“China’s own customs statistics report a 91% drop in trade from Lithuania to China in December 2021 as compared to December 2020,” the EU said in a statement.
This isn’t the first time China has used trade restrictions and penalties against other countries deemed to have acted against its interests. In December 2020, Beijing placed curbs on billions of dollars of Australian exports, including beef, barley and wine after Canberra called for an “independent international inquiry into the origins of the COVID-19 pandemic.”
Nathan Attrill, a lecturer on China’s foreign policy at the Australian National University, told Reuters that Beijing viewed its economic and trade leverage as its “most important tool in its international statecraft.”

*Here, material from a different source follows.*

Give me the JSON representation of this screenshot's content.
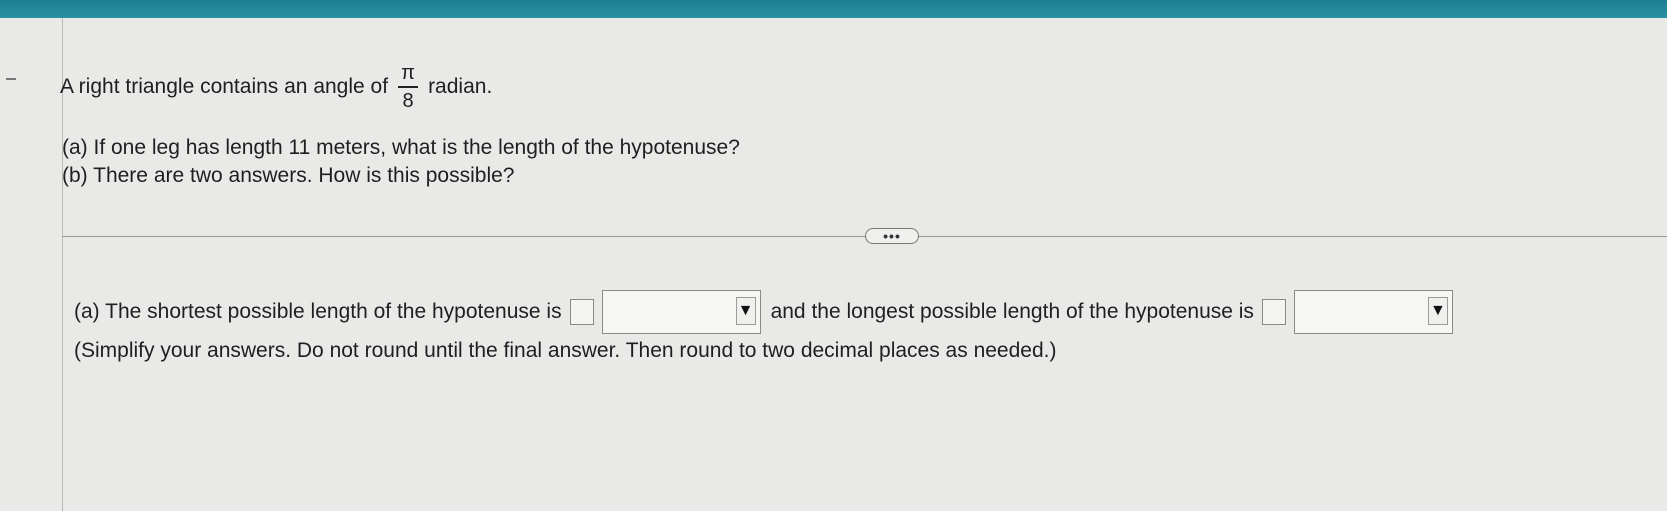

“The degree to which they will be successful will largely come down to two factors: how exposed are a country’s exports to the Chinese market, and how quickly could a country find an alternative market,” Attrill said.
Beijing: Lithuania needs to ‘correct mistakes’
PRC Foreign Ministry spokesman Zhao Lijian declined to elaborate on the beef suspension during a daily press briefing, but said Lithuania should “correct its mistakes,” an apparent reference to the country’s support of Taiwan.
“What Lithuania should do is face up to facts, redress its own mistakes, and come back to the right track of adhering to the one China principle, instead of confusing right with wrong,” Zhao said, referring to China’s policy demanding other countries recognize its claim to Taiwan.
Taiwan Foreign Ministry spokesperson Joanne Ou condemned the bans, calling the decision “unilateral” and criticized Beijing’s decision to arbitrarily change foreign policy over diplomatic disputes.
Mainland China is the world’s top importer of beef, buying approximately 2.36 million tons of it each year. In 2021, it imported 775 tons of beef from Lithuania, according to PRC customs data.